Riding in the Philippines is another chapter in my how-to guide of taking a motorcycle around Asia. A lot is the same as other countries with the local added feature of overly-polite-yielding that constantly happens. If someone is slowing down in front of you, it means you should as well because either a car is backing out into traffic, a bus is hurtling toward an intersection a little too fast or a Tricycle or Jeepney (more on these later) is starting to make some sort of U turn. Could even be a pregnant dog waddling across the road. All of these things are totally fair, legal and above the yield demarcation line for a motorcycle, so it would be your fault if you hit them or let them hit you! Traffic in the city center is a headache like most Asian cities and the fastest way from A to B may include cutting a few corners, hopping a curb or two and a short trip down a sidewalk. The presence of concrete roads, so far, has been a huge surprise. Outside the city, we find ourselves on very well built roads and winding along mountain roads in between beach towns. We are totally in our happy place. Like the balance of Asia we keep a sharp eye out for monkeys, children and goats, but dogs are really to be watched out for here as their favorite place to sleep, sniff and play is the middle of any road.
Fully loaded we have a top speed of 80 kph , but the engine seems happier going 70-75 kph. It struggles up some hills and I keep reaching for 1 more gear or a few more hp over the 12 it comes with, but it’s relatively new and in good condition thanks to the Father & Sons team at Palawan Peter’s rental shop. <— Non paid endorsement.
Puerto Princesa is mostly supposed to be a gateway town, but we enjoyed 2 days and nights there doing a little shopping, testing out some restaurants and getting our bearings of the town and local beaches. I think I’ll be eating a lot of seafood and Piggies in the Philippines. One dish stood out that was a fruit / tuna poke’ bowl and had the craziest, tastiest seaweed in it.
Day one in town I lost the motorbike key. Maybe it was the least aggregious thing I could have done because the guys back at the shop took it in stride and were very helpful to get me a spare.
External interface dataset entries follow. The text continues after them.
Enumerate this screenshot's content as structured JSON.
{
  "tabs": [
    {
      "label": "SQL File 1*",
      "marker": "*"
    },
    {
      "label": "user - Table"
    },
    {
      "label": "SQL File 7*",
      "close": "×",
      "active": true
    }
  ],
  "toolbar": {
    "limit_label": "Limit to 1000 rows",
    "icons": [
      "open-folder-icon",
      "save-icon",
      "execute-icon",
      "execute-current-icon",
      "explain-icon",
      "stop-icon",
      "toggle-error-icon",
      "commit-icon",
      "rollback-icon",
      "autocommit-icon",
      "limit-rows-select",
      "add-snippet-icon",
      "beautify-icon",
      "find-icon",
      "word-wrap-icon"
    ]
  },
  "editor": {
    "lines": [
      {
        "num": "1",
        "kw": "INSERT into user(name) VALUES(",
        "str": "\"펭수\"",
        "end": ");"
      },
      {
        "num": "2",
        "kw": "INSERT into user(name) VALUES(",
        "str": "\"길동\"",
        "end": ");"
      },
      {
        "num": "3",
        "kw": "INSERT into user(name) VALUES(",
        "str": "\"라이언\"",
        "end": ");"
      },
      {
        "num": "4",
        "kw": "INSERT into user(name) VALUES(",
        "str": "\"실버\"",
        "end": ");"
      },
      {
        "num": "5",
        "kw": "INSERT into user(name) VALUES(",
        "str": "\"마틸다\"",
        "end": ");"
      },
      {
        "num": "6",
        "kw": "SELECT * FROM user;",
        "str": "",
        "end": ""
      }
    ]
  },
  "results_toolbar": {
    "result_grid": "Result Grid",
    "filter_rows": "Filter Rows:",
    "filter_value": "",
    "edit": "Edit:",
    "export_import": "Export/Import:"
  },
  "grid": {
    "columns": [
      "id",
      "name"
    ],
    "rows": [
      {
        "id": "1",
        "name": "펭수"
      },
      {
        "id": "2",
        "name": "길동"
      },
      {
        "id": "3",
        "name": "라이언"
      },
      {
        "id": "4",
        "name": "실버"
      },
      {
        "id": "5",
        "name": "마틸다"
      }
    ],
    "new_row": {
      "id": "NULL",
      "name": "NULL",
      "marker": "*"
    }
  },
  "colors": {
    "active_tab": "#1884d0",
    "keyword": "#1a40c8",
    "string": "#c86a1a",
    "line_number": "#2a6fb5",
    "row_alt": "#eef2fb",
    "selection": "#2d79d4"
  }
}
As it turns out, my shorts have a little secret pocket that was a little more secret than it needed to be and I “found” the key exactly where I put it, albeit 2 days later. Picture Lacy and Gizzie eye rolling me. 😬